The first two are pre-conditions to a rising inflation rate environment.
The third is the tactic that has produced abnormal borrowing, lending and investing incentives and actions – in other words, the “new normal”
How to find a “true normal”
Most of the U.S. financial history is marked by external forces of one type or another – booms, busts, wild optimism, fearful pessimism and all spots in between.
The hunt takes us back 25 years to 1996. Federal Reserve Chair Alan Greenspan had shifted back to market-based interest rates following the 1990-91 bank and S&L collapse and recession. Although he viewed the rising stock market as exhibiting “irrational exuberance,” he was three years premature. The economy was growing, the government was focused on both expanding and deficit reduction, and the financial system was stable.
Following 1996 were five overlapping episodes of various external forces at work:
- Internet bubble formation and implosion/recession
- Housing bubble with linked subprime financial fiasco and extended fallouts
- The Great Recession and rebound-recovery
- The Federal Reserve’s still-continuing Great Recession-induced actions of abnormally low interest rates combined with abnormally large money supply creation
- The U.S. Government’s abnormally large deficit-financed fiscal spending programs such as the 2018 tax-cut bill
The 1996 view of normality
Below are the yields, price changes and growth rates for the year. Note the “real” positive interest rates that always occur in normal environments. They are based on the basic truth of investing in normal capitalist markets: Investors require return to be commensurate with risk. That means a riskless (short-term U.S. Treasury) rate above or near the inflation rate with increased rates and potential returns for higher risks (e.g., longer-term and/or weaker credit).
The view of 1996 annual averages and growth rates:
- Total: 3.4%
- Less food & energy: 2.6%
U.S. Government yields –
- 90-day Treasury Bill: 5.0%
- 1-year Treasury Bill: 5.2%
- 5-year US Treasury: 6.2%
- 10-year US Treasury: 6.4%
Corporate bond yields –
- Moody’s AAA: 7.4%
- Moody’s BAA: 8.1%
Bank prime lending rate: 8.3%
Mortgage rates –
- 15-year: 7.3%
- 30-year: 7.8%
House price increases –
- S&P/Case Shiller US National Home Index: 2.5%
- Median new home sales: 4.5%
Economy growth rates –
- GDP (nominal – i.e., not adjusted for inflation): 6.2%
- Corporate profits (after tax): 7.4%
- Personal income: 6.2%
- Personal consumption expenditures: 5.7%
Financial growth rates –
- Commercial & industrial loans (all commercial banks): 7.9%

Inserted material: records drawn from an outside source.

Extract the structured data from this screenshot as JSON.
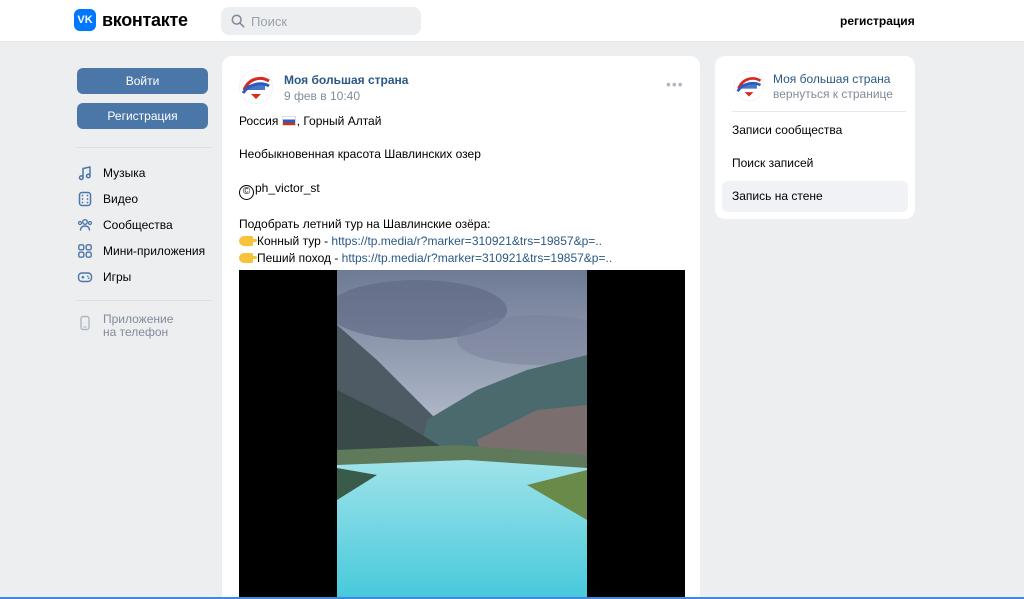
{
  "header": {
    "logo_mark": "VK",
    "logo_text": "вконтакте",
    "search_placeholder": "Поиск",
    "register_link": "регистрация"
  },
  "left_nav": {
    "login_button": "Войти",
    "register_button": "Регистрация",
    "items": [
      {
        "label": "Музыка",
        "icon": "music-icon"
      },
      {
        "label": "Видео",
        "icon": "video-icon"
      },
      {
        "label": "Сообщества",
        "icon": "communities-icon"
      },
      {
        "label": "Мини-приложения",
        "icon": "mini-apps-icon"
      },
      {
        "label": "Игры",
        "icon": "gamepad-icon"
      }
    ],
    "app_line1": "Приложение",
    "app_line2": "на телефон"
  },
  "post": {
    "author": "Моя большая страна",
    "date": "9 фев в 10:40",
    "more": "•••",
    "line1": "Россия , Горный Алтай",
    "line2": "Необыкновенная красота Шавлинских озер",
    "line3": "ph_victor_st",
    "copyright": "©",
    "line4": "Подобрать летний тур на Шавлинские озёра:",
    "tour1_label": "Конный тур - ",
    "tour1_link": "https://tp.media/r?marker=310921&trs=19857&p=..",
    "tour2_label": "Пеший поход - ",
    "tour2_link": "https://tp.media/r?marker=310921&trs=19857&p=.."
  },
  "right_card": {
    "title": "Моя большая страна",
    "subtitle": "вернуться к странице",
    "items": [
      {
        "label": "Записи сообщества",
        "active": false
      },
      {
        "label": "Поиск записей",
        "active": false
      },
      {
        "label": "Запись на стене",
        "active": true
      }
    ]
  },
  "colors": {
    "accent": "#4b76a8",
    "link": "#2a5885",
    "brand": "#0077ff",
    "secondary_text": "#818c99",
    "background": "#edeef0"
  }
}
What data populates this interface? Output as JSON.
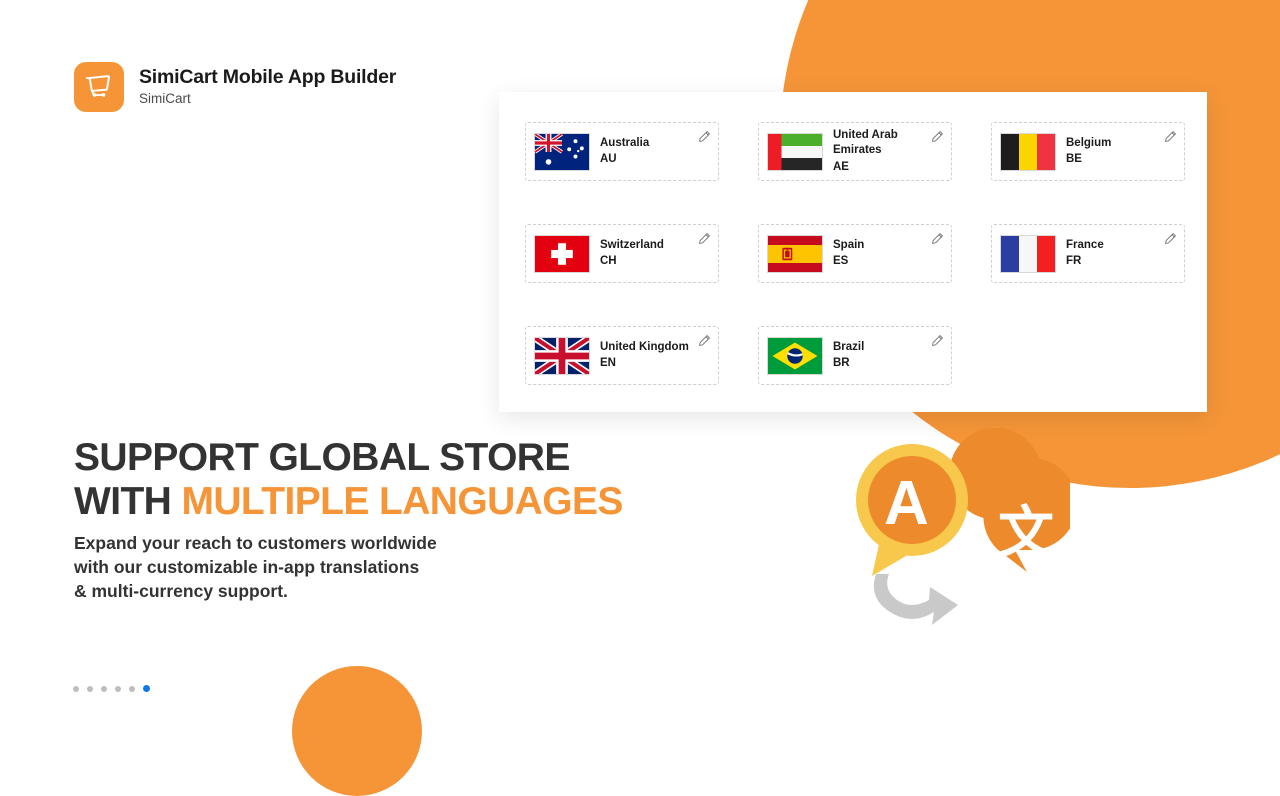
{
  "brand": {
    "title": "SimiCart Mobile App Builder",
    "subtitle": "SimiCart",
    "logo_icon": "shopping-cart-icon",
    "accent_color": "#F59538"
  },
  "panel": {
    "countries": [
      {
        "name": "Australia",
        "code": "AU",
        "flag": "flag-australia",
        "edit_icon": "pencil-icon"
      },
      {
        "name": "United Arab Emirates",
        "code": "AE",
        "flag": "flag-uae",
        "edit_icon": "pencil-icon"
      },
      {
        "name": "Belgium",
        "code": "BE",
        "flag": "flag-belgium",
        "edit_icon": "pencil-icon"
      },
      {
        "name": "Switzerland",
        "code": "CH",
        "flag": "flag-switzerland",
        "edit_icon": "pencil-icon"
      },
      {
        "name": "Spain",
        "code": "ES",
        "flag": "flag-spain",
        "edit_icon": "pencil-icon"
      },
      {
        "name": "France",
        "code": "FR",
        "flag": "flag-france",
        "edit_icon": "pencil-icon"
      },
      {
        "name": "United Kingdom",
        "code": "EN",
        "flag": "flag-united-kingdom",
        "edit_icon": "pencil-icon"
      },
      {
        "name": "Brazil",
        "code": "BR",
        "flag": "flag-brazil",
        "edit_icon": "pencil-icon"
      }
    ]
  },
  "hero": {
    "headline_line1": "SUPPORT GLOBAL STORE",
    "headline_line2_plain": "WITH ",
    "headline_line2_accent": "MULTIPLE LANGUAGES",
    "body_line1": "Expand your reach to customers worldwide",
    "body_line2": "with our customizable in-app translations",
    "body_line3": "& multi-currency support.",
    "headline_color": "#333333",
    "accent_color": "#F59538"
  },
  "illustration": {
    "name": "translation-bubbles-illustration",
    "latin_glyph": "A",
    "cjk_glyph": "文"
  },
  "pagination": {
    "total": 6,
    "active_index": 5,
    "active_color": "#0d78e8",
    "inactive_color": "#bdbdbd"
  }
}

- Consumer loans (all commercial banks): 6.3%
- Federal debt: 5.3%
Unemployment rates –
- Overall: 5.4%
- Ages 25-54: 4.3%
Stock market gains –
Now, think about normalizing today’s environment plus having rising inflation rates
Take the key 10-year U.S. Treasury yield of 1.66% today. How far does that yield have to rise to have a normal position? Relative to other rates in 1996, the spreads were +1.6% (for riskless vs CPI) and +1.4% (for 10-year vs riskless) = 3.0% total spread.
Savers and conservative income investors have quietly accepted the loss from 2% inflation (lost purchasing power) over the past 10+ years, even though the cumulative loss is now about 20%. Push that annual loss rate up to 2.5%, 3% or higher and the noise will begin.
In addition, professional investors will begin requiring higher yields on longer-term bond issues once again. In the past, longer-term yields were more independent from whatever the Federal Reserve was doing with short-term rates.
The bottom line – Many don’t believe times are abnormal, raising the risks from a rising inflation environment
The above picture isn’t a low probability risk. It is a high probability, “normal” reaction to leaving an abnormal environment. That makes the interest rate disparities look especially worrisome.
Whether or not Federal Reserve Chair Powell tries again to raise rates to a “neutral” level, rising inflation rates will produce the pressure for higher yields. As inflation expectations rise from 2% to 2.5% to 3% to -unknown-, that 1.66% 10-year UST yield will necessarily jump to catch up. How far? That depends on how quickly normality returns to the pricing of risk